TT

Sudan's RSF Agrees with UN on Steps to Ease Aid Delivery

Sudanese farmers plow a field on the outskirts of Sudan's eastern city of Gedaref on July 18, 2024. (Photo by AFP)
Sudanese farmers plow a field on the outskirts of Sudan's eastern city of Gedaref on July 18, 2024. (Photo by AFP)

Sudan's Rapid Support Forces agreed with the United Nations on some steps to ease aid delivery in areas under its control, a member of the RSF told Reuters on Thursday.

The Sudanese army has not reached any understandings on aid delivers with the RSF, he added. It is unclear if these steps could be implemented without the army's participation.

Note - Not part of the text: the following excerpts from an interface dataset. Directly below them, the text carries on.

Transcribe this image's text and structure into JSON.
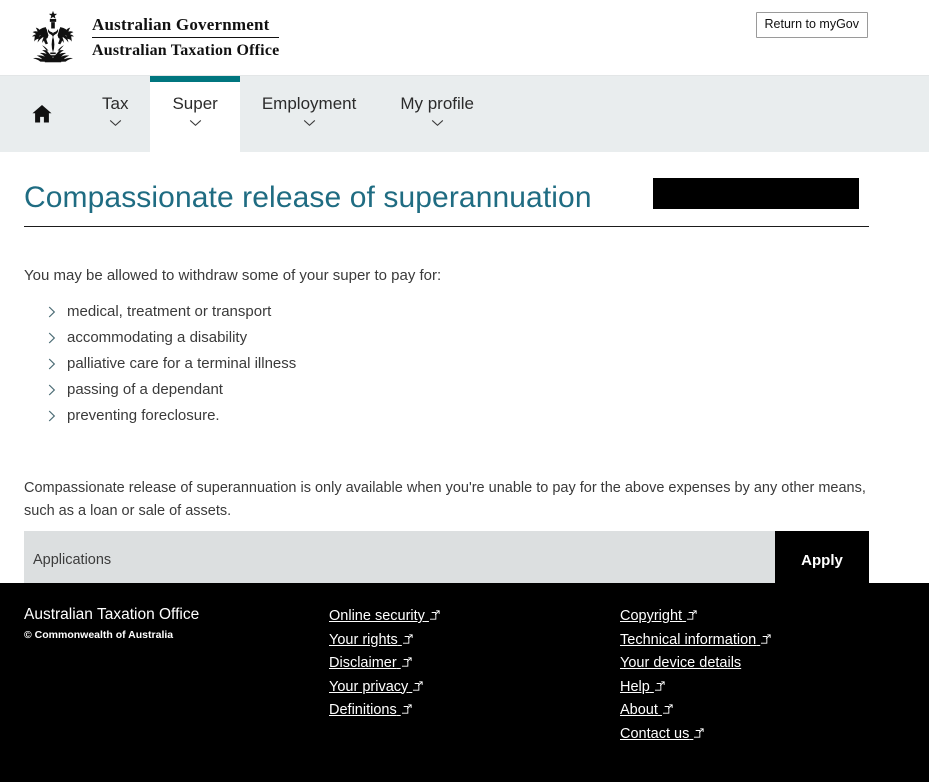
{
  "masthead": {
    "crest_alt": "australian-coat-of-arms",
    "line1": "Australian Government",
    "line2": "Australian Taxation Office",
    "return_button": "Return to myGov"
  },
  "nav": {
    "accent_color": "#00767f",
    "background": "#e9edee",
    "home_icon": "home-icon",
    "items": [
      {
        "label": "Tax",
        "active": false,
        "has_chevron": true
      },
      {
        "label": "Super",
        "active": true,
        "has_chevron": true
      },
      {
        "label": "Employment",
        "active": false,
        "has_chevron": true
      },
      {
        "label": "My profile",
        "active": false,
        "has_chevron": true
      }
    ],
    "redacted_block": ""
  },
  "page": {
    "title": "Compassionate release of superannuation",
    "title_color": "#1f6c82",
    "lead": "You may be allowed to withdraw some of your super to pay for:",
    "reasons": [
      "medical, treatment or transport",
      "accommodating a disability",
      "palliative care for a terminal illness",
      "passing of a dependant",
      "preventing foreclosure."
    ],
    "note": "Compassionate release of superannuation is only available when you're unable to pay for the above expenses by any other means, such as a loan or sale of assets."
  },
  "applications": {
    "label": "Applications",
    "apply_button": "Apply",
    "bar_color": "#dcdfe0",
    "button_color": "#000000"
  },
  "footer": {
    "org": "Australian Taxation Office",
    "copyright": "© Commonwealth of Australia",
    "column1": [
      {
        "label": "Online security",
        "external": true
      },
      {
        "label": "Your rights",
        "external": true
      },
      {
        "label": "Disclaimer",
        "external": true
      },
      {
        "label": "Your privacy",
        "external": true
      },
      {
        "label": "Definitions",
        "external": true
      }
    ],
    "column2": [
      {
        "label": "Copyright",
        "external": true
      },
      {
        "label": "Technical information",
        "external": true
      },
      {
        "label": "Your device details",
        "external": false
      },
      {
        "label": "Help",
        "external": true
      },
      {
        "label": "About",
        "external": true
      },
      {
        "label": "Contact us",
        "external": true
      }
    ]
  }
}
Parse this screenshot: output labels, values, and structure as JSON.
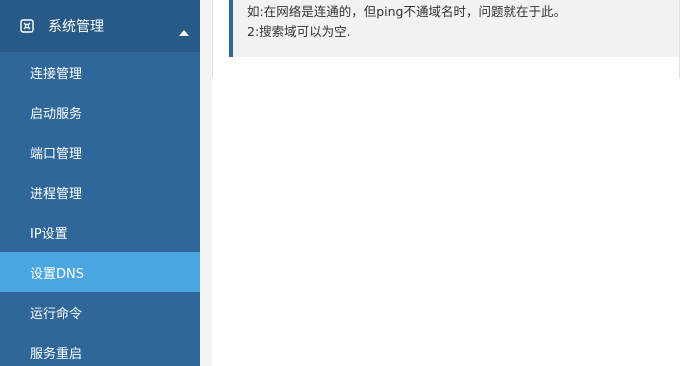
{
  "sidebar": {
    "section": {
      "title": "系统管理",
      "icon": "system-settings-icon",
      "caret_icon": "caret-up-icon"
    },
    "items": [
      {
        "label": "连接管理",
        "active": false
      },
      {
        "label": "启动服务",
        "active": false
      },
      {
        "label": "端口管理",
        "active": false
      },
      {
        "label": "进程管理",
        "active": false
      },
      {
        "label": "IP设置",
        "active": false
      },
      {
        "label": "设置DNS",
        "active": true
      },
      {
        "label": "运行命令",
        "active": false
      },
      {
        "label": "服务重启",
        "active": false
      }
    ],
    "colors": {
      "background": "#2f679a",
      "header": "#285a87",
      "active": "#4aa6e0"
    }
  },
  "main": {
    "notes": [
      "如:在网络是连通的，但ping不通域名时，问题就在于此。",
      "2:搜索域可以为空."
    ]
  }
}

Meanwhile, a key supply route into Sudan's Darfur region, deemed at risk of famine by a global monitor, has been cut off due to heavy rains, a World Food Program official told Reuters on Thursday.
The UN agency has described Sudan as the world's biggest hunger crisis, with the western Darfur region most at risk as Sudan's 15-month civil war that has displaced millions and sparked ethnic violence grinds on.
WFP's Country Director Eddie Rowe said thousands of tons of aid are stranded at the Tina crossing on the Chad border, prompting the body to reopen talks with the army-aligned government to open an alternative, all-weather crossing further south called Adre.
"You have these huge rivers. As I speak now, our convoy, which is supposed to move over 2000 metric tons is stranded," he told Reuters from Port Sudan. Asked on the status of the talks that resumed this week, he said: "It's 50/50.”
WFP is now seeking clearances to move a large 70-truck convoy via a little-used, over 1000 kilometer route from Port Sudan to Darfur which Rowe said will involve crossing the battle lines of both the Sudan Armed Forces, the Rapid Support Forces and various militias.
He added that this mostly desert route has worked in the past but outside of the rainy season and that the last journey took weeks and was "fraught with a lot of challenges.”
In a separate interview, Mona Rishmawi, a member of the UN Fact-Finding Mission on Sudan, told Reuters that she had met Darfur refugees in Chad who told her stories of escaping with virtually no water and eating grass along the route. "There's no doubt that people are starving," she said.